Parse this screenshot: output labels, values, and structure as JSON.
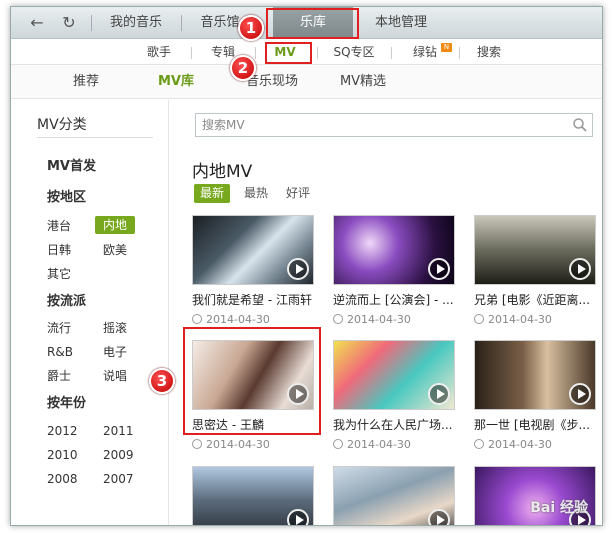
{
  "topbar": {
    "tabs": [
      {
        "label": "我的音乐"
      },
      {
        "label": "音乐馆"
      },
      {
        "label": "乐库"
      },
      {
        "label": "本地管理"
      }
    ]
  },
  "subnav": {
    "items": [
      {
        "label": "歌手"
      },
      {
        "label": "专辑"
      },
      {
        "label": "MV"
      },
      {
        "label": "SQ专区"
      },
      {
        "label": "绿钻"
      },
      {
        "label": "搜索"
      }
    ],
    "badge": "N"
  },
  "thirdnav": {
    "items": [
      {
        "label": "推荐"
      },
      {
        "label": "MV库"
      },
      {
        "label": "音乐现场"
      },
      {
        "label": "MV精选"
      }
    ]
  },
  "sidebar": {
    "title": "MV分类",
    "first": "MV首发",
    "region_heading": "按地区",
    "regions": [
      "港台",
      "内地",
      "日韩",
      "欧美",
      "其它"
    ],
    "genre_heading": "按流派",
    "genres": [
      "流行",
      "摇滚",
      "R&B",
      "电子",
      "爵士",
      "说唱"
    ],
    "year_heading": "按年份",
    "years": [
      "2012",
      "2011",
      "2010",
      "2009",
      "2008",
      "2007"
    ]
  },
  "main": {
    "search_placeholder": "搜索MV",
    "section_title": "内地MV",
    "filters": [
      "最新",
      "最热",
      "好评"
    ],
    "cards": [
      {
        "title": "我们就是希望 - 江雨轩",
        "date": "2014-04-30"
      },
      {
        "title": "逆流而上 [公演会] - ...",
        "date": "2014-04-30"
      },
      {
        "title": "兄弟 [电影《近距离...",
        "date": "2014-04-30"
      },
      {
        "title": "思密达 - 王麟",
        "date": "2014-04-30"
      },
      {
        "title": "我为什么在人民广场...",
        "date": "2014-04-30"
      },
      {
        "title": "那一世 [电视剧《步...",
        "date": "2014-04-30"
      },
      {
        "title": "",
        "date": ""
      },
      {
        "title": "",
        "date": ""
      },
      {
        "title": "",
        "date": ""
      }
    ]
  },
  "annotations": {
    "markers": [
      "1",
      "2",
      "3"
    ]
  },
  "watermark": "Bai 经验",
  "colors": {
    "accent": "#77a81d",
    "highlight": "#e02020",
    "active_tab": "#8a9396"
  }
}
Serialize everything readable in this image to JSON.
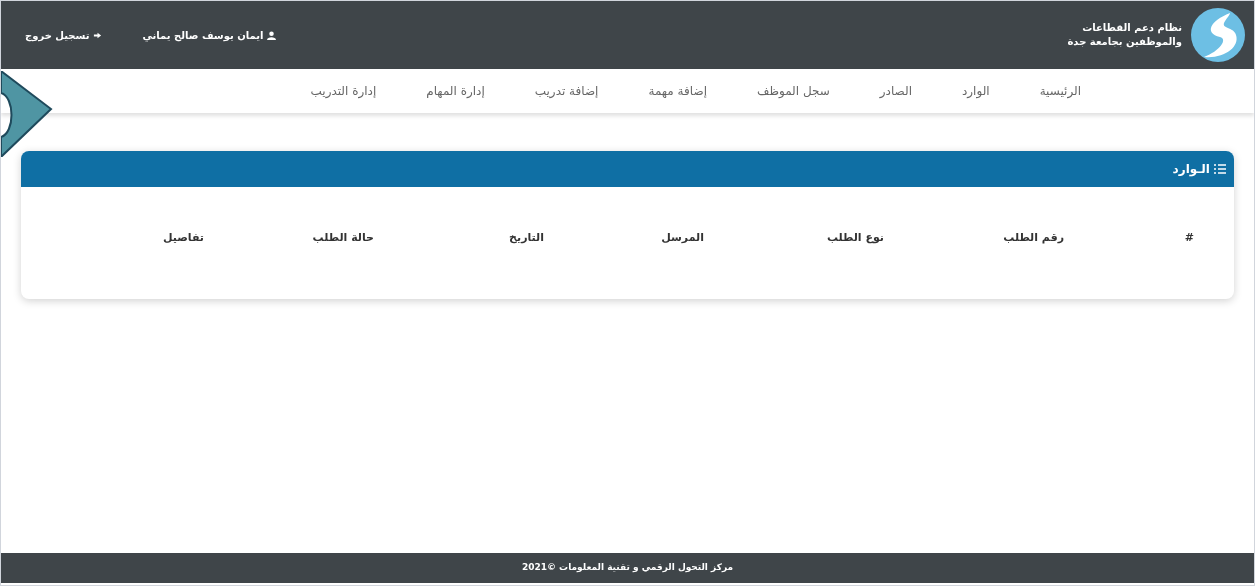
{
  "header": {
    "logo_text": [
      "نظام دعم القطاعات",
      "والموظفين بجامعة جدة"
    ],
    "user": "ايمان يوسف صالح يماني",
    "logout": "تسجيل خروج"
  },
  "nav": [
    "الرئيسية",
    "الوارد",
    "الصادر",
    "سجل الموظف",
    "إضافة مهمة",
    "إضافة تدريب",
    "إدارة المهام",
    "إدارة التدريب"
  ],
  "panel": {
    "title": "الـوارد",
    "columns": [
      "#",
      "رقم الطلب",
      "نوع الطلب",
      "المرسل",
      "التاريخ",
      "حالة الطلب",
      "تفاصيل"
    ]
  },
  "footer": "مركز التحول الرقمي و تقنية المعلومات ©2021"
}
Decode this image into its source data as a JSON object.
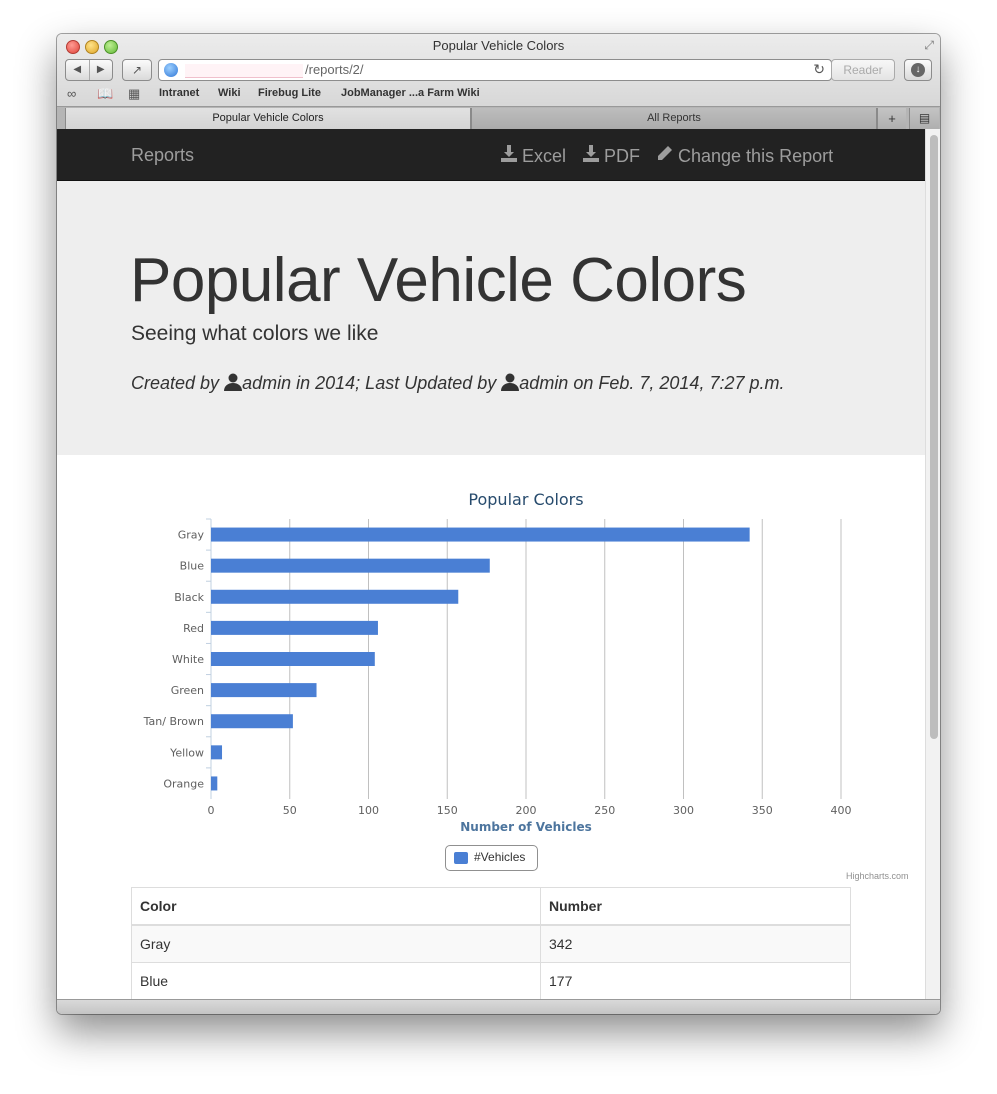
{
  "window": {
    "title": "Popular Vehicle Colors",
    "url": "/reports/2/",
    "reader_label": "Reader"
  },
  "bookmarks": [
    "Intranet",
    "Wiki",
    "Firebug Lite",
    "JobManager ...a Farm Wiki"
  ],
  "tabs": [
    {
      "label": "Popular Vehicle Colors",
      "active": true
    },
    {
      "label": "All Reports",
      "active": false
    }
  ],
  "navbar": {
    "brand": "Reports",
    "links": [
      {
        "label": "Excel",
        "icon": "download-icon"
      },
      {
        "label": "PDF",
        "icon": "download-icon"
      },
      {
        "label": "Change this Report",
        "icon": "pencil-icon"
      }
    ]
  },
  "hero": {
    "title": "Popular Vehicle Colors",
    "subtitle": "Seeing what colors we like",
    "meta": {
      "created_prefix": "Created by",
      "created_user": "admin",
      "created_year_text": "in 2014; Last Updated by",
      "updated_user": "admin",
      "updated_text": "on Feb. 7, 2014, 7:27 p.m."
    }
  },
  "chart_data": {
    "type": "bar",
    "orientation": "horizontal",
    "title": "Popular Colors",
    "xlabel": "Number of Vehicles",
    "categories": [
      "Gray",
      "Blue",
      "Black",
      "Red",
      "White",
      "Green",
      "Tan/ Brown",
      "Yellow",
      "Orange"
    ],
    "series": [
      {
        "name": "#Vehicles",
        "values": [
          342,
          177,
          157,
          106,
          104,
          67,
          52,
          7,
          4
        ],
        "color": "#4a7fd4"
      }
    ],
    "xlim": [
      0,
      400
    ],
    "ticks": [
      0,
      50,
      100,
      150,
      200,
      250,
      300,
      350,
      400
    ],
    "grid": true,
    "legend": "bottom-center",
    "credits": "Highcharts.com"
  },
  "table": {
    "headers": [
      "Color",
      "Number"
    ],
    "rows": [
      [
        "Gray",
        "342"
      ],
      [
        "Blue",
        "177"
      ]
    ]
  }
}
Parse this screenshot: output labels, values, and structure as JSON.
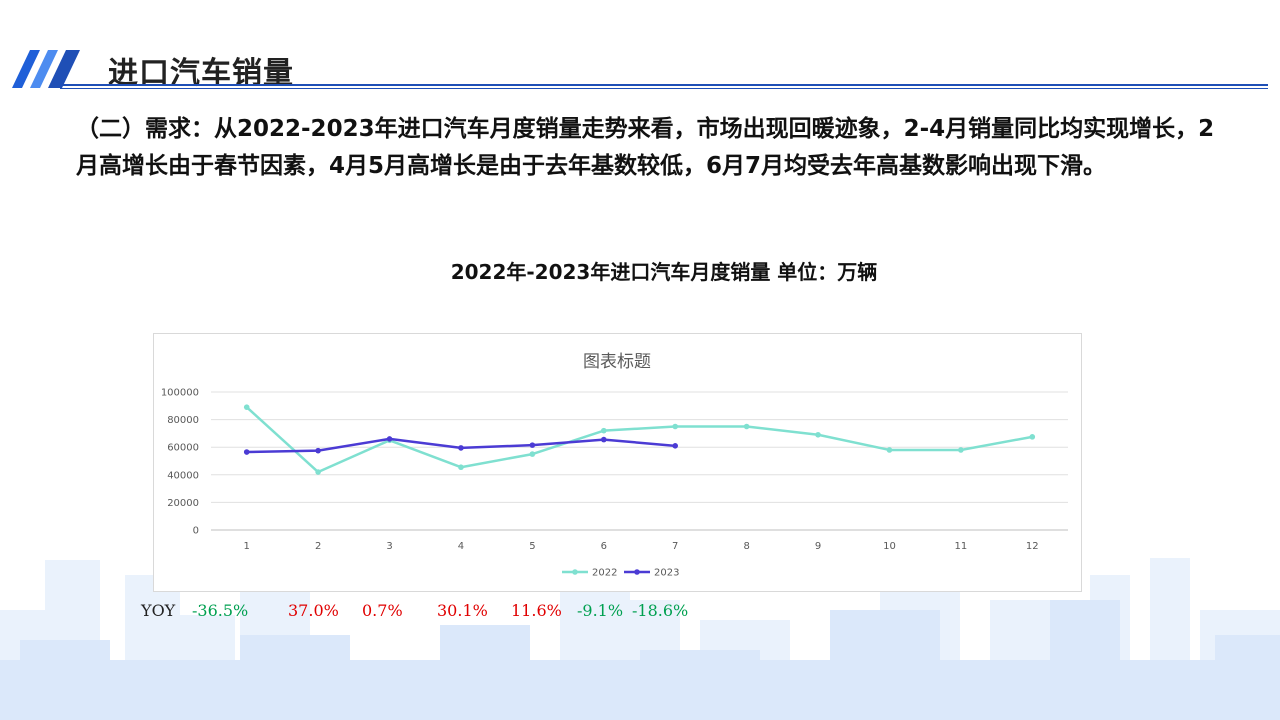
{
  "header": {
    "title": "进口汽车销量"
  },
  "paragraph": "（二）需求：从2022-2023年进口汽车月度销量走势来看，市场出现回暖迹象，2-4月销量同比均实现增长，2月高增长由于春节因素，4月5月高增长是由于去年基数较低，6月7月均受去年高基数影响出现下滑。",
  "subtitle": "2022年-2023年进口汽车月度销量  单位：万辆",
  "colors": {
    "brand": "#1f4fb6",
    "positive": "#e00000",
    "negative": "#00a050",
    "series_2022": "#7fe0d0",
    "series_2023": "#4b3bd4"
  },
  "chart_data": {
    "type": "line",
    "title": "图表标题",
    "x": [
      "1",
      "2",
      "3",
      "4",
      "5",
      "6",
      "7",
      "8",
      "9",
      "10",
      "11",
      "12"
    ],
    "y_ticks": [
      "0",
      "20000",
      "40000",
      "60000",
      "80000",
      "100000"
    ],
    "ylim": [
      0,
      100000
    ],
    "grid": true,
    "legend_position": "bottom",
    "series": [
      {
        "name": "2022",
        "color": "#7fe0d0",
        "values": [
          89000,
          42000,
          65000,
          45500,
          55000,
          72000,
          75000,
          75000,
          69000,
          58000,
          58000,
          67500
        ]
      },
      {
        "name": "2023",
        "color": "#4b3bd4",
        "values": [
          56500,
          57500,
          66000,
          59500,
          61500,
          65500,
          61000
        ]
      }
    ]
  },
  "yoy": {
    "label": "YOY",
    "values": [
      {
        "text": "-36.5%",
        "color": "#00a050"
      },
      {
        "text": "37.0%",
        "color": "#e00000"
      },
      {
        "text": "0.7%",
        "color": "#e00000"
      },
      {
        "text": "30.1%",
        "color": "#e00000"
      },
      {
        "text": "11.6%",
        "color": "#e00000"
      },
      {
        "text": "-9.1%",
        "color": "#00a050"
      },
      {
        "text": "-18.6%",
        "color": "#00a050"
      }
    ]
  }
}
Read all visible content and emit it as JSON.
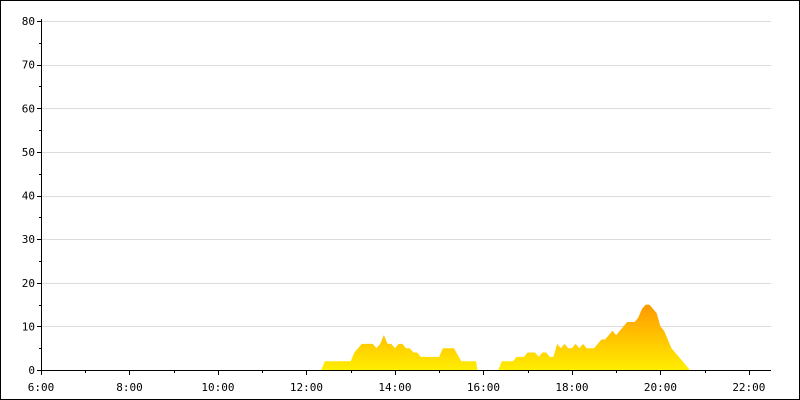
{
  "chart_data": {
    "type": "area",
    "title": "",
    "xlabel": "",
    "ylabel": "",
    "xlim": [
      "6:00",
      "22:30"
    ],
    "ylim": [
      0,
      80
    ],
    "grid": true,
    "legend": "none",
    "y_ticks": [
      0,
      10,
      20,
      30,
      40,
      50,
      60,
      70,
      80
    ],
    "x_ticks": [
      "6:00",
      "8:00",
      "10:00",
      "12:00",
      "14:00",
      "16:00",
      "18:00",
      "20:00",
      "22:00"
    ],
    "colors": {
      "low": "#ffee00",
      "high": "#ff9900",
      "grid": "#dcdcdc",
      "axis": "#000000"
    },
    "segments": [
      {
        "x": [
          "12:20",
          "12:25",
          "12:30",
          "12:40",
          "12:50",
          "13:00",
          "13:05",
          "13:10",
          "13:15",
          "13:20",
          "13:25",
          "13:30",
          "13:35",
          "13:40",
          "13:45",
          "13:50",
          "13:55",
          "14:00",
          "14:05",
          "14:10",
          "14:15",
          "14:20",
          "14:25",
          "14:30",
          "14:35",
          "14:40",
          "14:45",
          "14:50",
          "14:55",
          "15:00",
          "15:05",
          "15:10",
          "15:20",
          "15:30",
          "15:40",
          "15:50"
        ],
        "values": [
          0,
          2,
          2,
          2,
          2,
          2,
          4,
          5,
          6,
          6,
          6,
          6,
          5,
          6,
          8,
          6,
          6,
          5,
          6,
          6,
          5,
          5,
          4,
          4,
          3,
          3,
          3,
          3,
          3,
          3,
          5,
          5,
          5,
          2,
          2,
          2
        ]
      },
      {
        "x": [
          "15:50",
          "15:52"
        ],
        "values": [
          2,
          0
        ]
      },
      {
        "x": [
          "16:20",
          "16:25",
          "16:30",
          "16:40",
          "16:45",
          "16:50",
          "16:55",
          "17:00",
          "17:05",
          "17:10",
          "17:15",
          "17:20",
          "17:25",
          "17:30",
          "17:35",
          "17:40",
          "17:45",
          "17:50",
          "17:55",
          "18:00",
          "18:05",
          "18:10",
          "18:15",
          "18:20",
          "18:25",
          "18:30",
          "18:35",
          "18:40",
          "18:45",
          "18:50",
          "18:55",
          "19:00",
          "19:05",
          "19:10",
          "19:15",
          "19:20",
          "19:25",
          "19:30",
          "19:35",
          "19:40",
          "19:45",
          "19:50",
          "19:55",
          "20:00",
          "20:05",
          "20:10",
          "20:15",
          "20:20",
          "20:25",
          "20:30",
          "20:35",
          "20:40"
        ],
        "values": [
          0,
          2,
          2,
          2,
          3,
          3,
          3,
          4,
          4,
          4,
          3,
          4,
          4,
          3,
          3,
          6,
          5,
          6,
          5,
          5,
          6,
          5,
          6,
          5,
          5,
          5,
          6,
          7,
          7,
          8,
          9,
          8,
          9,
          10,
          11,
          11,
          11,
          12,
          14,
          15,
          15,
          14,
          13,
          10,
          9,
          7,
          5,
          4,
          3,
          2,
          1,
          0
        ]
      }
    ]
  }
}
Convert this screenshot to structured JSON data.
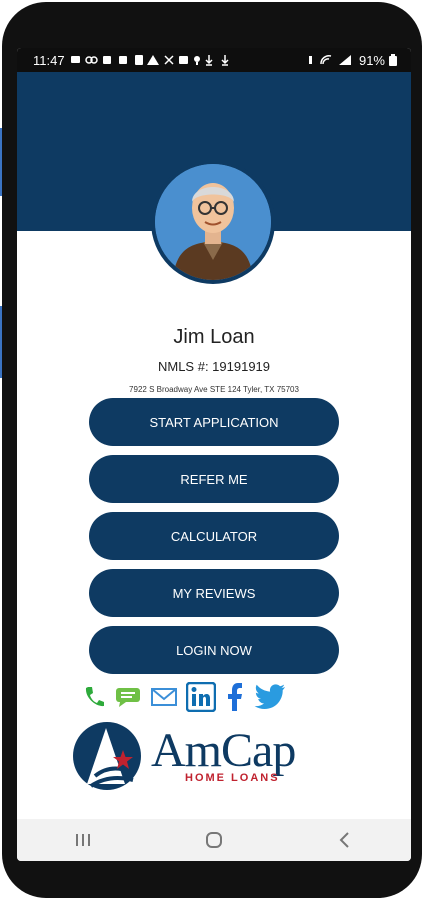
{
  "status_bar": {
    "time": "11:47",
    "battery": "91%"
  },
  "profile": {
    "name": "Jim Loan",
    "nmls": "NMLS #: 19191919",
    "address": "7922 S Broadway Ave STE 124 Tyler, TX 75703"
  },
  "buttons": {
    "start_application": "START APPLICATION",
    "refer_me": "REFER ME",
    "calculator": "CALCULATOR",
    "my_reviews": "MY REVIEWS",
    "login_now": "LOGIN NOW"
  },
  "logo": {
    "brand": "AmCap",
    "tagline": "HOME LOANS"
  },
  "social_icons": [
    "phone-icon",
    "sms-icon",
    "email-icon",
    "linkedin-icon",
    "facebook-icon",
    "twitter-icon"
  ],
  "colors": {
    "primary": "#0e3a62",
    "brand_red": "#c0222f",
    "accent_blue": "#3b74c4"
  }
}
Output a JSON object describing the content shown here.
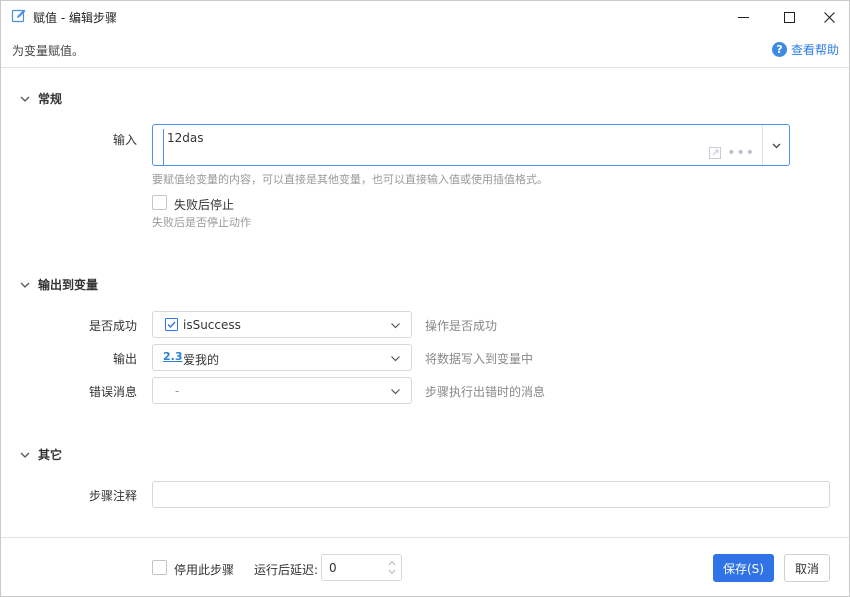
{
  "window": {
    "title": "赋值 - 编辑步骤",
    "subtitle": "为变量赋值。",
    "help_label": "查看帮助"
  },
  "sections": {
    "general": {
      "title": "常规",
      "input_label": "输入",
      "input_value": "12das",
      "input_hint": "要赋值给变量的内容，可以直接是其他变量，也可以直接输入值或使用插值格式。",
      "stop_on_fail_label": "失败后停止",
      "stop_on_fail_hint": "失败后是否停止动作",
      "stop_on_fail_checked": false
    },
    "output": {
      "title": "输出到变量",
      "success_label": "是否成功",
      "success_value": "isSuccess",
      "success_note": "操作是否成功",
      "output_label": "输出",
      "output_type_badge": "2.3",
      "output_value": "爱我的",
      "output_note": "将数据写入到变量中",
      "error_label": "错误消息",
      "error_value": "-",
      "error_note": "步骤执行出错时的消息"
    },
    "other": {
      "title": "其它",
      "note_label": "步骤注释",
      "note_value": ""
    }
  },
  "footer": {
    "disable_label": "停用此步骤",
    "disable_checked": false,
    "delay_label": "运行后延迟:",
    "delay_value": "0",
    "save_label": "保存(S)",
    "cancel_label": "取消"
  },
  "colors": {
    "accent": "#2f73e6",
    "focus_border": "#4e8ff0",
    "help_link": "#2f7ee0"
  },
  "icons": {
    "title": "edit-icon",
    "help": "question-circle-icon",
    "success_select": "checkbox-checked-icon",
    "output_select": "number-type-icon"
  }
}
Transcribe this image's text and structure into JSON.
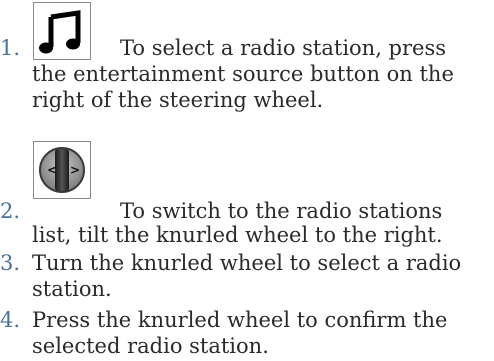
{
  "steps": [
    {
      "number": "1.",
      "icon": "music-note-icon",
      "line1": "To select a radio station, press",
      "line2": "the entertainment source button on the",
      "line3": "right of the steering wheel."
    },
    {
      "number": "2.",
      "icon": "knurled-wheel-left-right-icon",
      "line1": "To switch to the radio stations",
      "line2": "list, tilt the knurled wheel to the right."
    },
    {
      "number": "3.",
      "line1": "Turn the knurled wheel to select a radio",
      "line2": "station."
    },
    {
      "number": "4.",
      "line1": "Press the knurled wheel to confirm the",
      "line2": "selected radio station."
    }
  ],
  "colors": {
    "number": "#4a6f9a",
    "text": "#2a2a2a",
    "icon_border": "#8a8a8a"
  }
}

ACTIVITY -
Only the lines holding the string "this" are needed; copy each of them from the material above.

PROBLEM SOLUTION -
Parse this screenshot: output labels, values, and structure as JSON.
Serialize everything readable in this image to JSON.
Decode this image into its source data as a JSON object.
        "label": "Change this Report",
Parse this screenshot: output labels, values, and structure as JSON.
Convert this screenshot to structured JSON data.
Transcribe this image's text and structure into JSON.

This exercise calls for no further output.